Even in a small space, a few big items are better than many little ones. If you choose elements that are too small, a room will look too busy. I tend to go larger with pieces like the Made Goods chandelier in the dining area. You don’t need much when you have a few anchor pieces.
Explain your philosophy on pillow curation.
Pillows are like jewelry and balance is so important, especially when working with color. Because we had that great pink chenille on the sectional, I wanted to offset it with white but also wanted the pillows to reflect my client’s personality. We found a gorgeous Designers Guild floral and a Holland & Sherry wool crepe that feels luxurious. The pillows are a play on texture and color balance.
What was your goal in the entry hall?
We wrapped the entrance in a gorgeous scenic Schumacher paper. The minute you arrive, you’re walking into an experience. It almost feels like a great little New York City condo. We wanted something statement-making at the end of the passageway and selected a Highland House console custom-colored for our palette. It sets the tone and communicates that you’ve entered a cool place.
Share your view on mixing metals.
I am a metal mixer. I like a little relief in design and when you mix your metals you don’t tire of them because you aren’t overwhelmed by one finish. In some instances, we’ll do a chrome or polished nickel as a foundation and then brass will get layered over the top. To me, brass is timeless.
In lieu of art, how did you make a statement in the master bedroom?
We wanted to keep the bedroom feeling youthful, and took the look a bit more abstract while staying traditional. The fabric on the headboard is from a work by British artist Jessica Zoob. It looks like an outdoor scene and takes the place of art since we didn’t really have room for art in there. Adding wall sconces kept it more traditional—and saved space.
Define the role of accessories in this makeover.

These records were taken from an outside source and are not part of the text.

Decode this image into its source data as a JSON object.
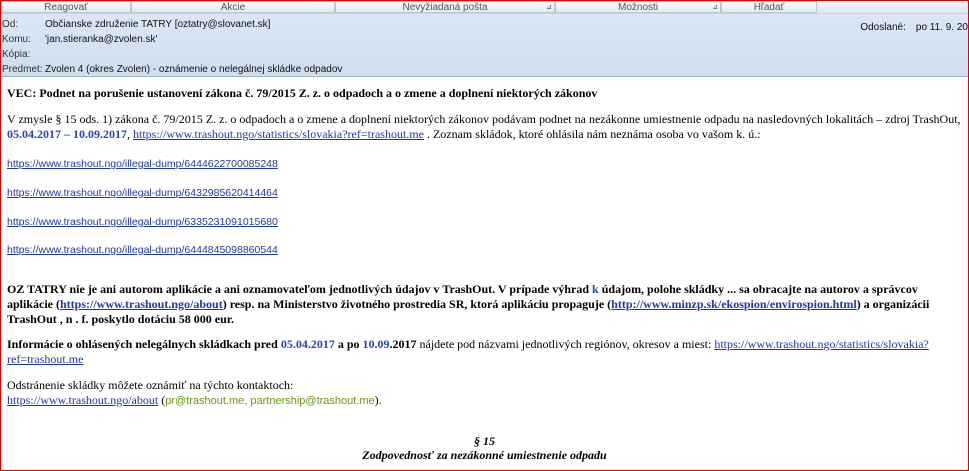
{
  "toolbar": {
    "reply": "Reagovať",
    "actions": "Akcie",
    "junk": "Nevyžiadaná pošta",
    "options": "Možnosti",
    "find": "Hľadať"
  },
  "header": {
    "from_label": "Od:",
    "from_value": "Občianske združenie TATRY [oztatry@slovanet.sk]",
    "to_label": "Komu:",
    "to_value": "'jan.stieranka@zvolen.sk'",
    "cc_label": "Kópia:",
    "cc_value": "",
    "subject_label": "Predmet:",
    "subject_value": "Zvolen 4 (okres Zvolen) - oznámenie o nelegálnej skládke odpadov",
    "sent_label": "Odoslané:",
    "sent_value": "po 11. 9. 20"
  },
  "body": {
    "heading": "VEC: Podnet na porušenie ustanovení zákona č. 79/2015  Z. z. o odpadoch a o zmene   a doplnení niektorých zákonov",
    "p1_a": "V zmysle § 15 ods. 1) zákona č. 79/2015  Z. z. o odpadoch a o zmene  a doplnení niektorých zákonov podávam podnet na nezákonne umiestnenie odpadu na nasledovných lokalitách – zdroj TrashOut, ",
    "p1_date1": "05.04.2017",
    "p1_dash": " – ",
    "p1_date2": "10.09.2017",
    "p1_comma": ",   ",
    "p1_link": "https://www.trashout.ngo/statistics/slovakia?ref=trashout.me",
    "p1_b": " . Zoznam skládok, ktoré ohlásila nám neznáma osoba vo vašom k. ú.:",
    "links": [
      "https://www.trashout.ngo/illegal-dump/6444622700085248",
      "https://www.trashout.ngo/illegal-dump/6432985620414464",
      "https://www.trashout.ngo/illegal-dump/6335231091015680",
      "https://www.trashout.ngo/illegal-dump/6444845098860544"
    ],
    "p2_a": "OZ TATRY nie je ani autorom aplikácie a ani oznamovateľom jednotlivých údajov v  TrashOut. V prípade výhrad ",
    "p2_k": "k",
    "p2_b": " údajom, polohe skládky ... sa obracajte na autorov a správcov aplikácie (",
    "p2_link1": "https://www.trashout.ngo/about",
    "p2_c": ") resp. na Ministerstvo životného prostredia SR, ktorá aplikáciu propaguje (",
    "p2_link2": "http://www.minzp.sk/ekospion/envirospion.html",
    "p2_d": ") a organizácii TrashOut , n . f. poskytlo dotáciu 58 000 eur.",
    "p3_a": "Informácie o ohlásených nelegálnych skládkach pred ",
    "p3_date1": "05.04.2017",
    "p3_mid": " a po ",
    "p3_date2": "10.09",
    "p3_year": ".2017",
    "p3_b": " nájdete pod názvami jednotlivých regiónov, okresov a miest:   ",
    "p3_link": "https://www.trashout.ngo/statistics/slovakia?ref=trashout.me",
    "p4_a": "Odstránenie skládky môžete oznámiť na týchto kontaktoch:",
    "p4_link": "https://www.trashout.ngo/about",
    "p4_open": "  (",
    "p4_email1": "pr@trashout.me",
    "p4_sep": ", ",
    "p4_email2": "partnership@trashout.me",
    "p4_close": ").",
    "section": "§ 15",
    "section_title": "Zodpovednosť za nezákonné umiestnenie odpadu"
  },
  "colors": {
    "link": "#1f39a8",
    "date_blue": "#2a44b0",
    "email_green": "#6a9a12",
    "header_bg": "#d6e3f3",
    "frame": "#e00000"
  }
}
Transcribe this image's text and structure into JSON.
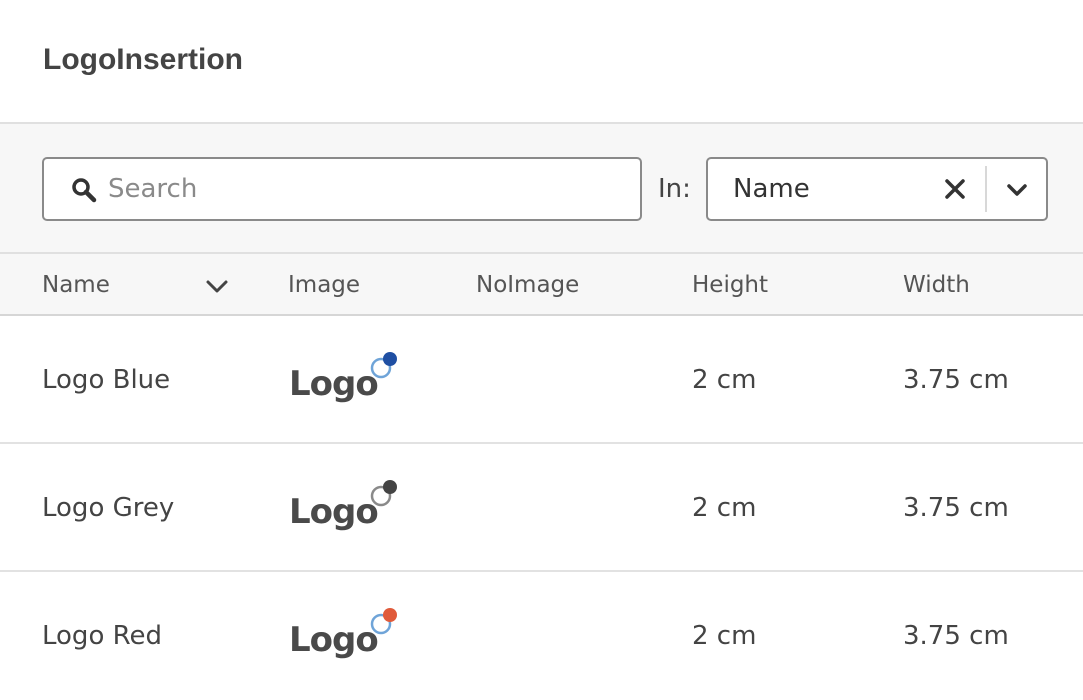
{
  "header": {
    "title": "LogoInsertion"
  },
  "filter": {
    "search_placeholder": "Search",
    "search_value": "",
    "in_label": "In:",
    "field_value": "Name"
  },
  "table": {
    "columns": [
      "Name",
      "Image",
      "NoImage",
      "Height",
      "Width"
    ],
    "rows": [
      {
        "name": "Logo Blue",
        "logo_text": "Logo",
        "logo_accent": "#1f4fa3",
        "no_image": "",
        "height": "2 cm",
        "width": "3.75 cm"
      },
      {
        "name": "Logo Grey",
        "logo_text": "Logo",
        "logo_accent": "#444444",
        "no_image": "",
        "height": "2 cm",
        "width": "3.75 cm"
      },
      {
        "name": "Logo Red",
        "logo_text": "Logo",
        "logo_accent": "#e05a3a",
        "no_image": "",
        "height": "2 cm",
        "width": "3.75 cm"
      }
    ]
  },
  "colors": {
    "ring_blue": "#6fa4d8",
    "ring_grey": "#8a8a8a"
  },
  "icons": {
    "search": "search-icon",
    "clear": "close-icon",
    "dropdown": "chevron-down-icon",
    "sort": "chevron-down-icon"
  }
}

The accessories we brought in are very clean and minimal. They include books on fashion and travel and some cool natural elements, such as rocks and crystals, that I use in just about every project. And floral containers, which are as much an accessory as some bauble you find in a store. Any time I see a cool vessel I grab it and hold onto it—especially ones that are sculptural and a bit more abstract. They can really make a space.
How did you create a luxurious master bath without breaking the budget?
I do very basic selections and detail everything in a way that looks completely custom. In this bathroom, the countertop, toilet wall and shower are marble that I picked from remnants. I didn’t need a lot, so it was a matter of looking through stone yards to find pieces that we could use. And the cabinets are affordable; the ‘X’ we put on the doors was done after-market. It’s a matter of building up around these basic elements with door pulls, light fixtures, mirrors and styling pieces that elevate a space.
Is there a trend you’re over?
The modern farmhouse is so overplayed. I think a home should reflect the personalities of those who live there; you can’t tell me that everybody fits into modern farmhouse style.
What’s your take on wallpaper?
Wallpaper is never “out” in my book. It adds depth and interest. We often use it when clients are on a budget.
Favorite classic making a comeback?
Velvet is super classic but a staple for me. It can be fresh, modern and comfortable. I can’t get
enough of it.
Choice spot for unexpected treasure?
We find all kinds of fun little gems on Chairish.
Theory on high-low?
I’m a big high-low mixer. I want a space to feel comfortable so you can live in it without worrying about how you live in it.
Interior Design: Erika Bonnell, Erika Bonnell Interiors, Haymarket, Virginia. Kitchen Design: Cornerstone Kitchen & Bath, Chantilly, Virginia. Renovation Contractor: Colin Sonnenday, Sonnenday Custom Builders, Purcellville, Virginia. Photo Styling: Mike Grady.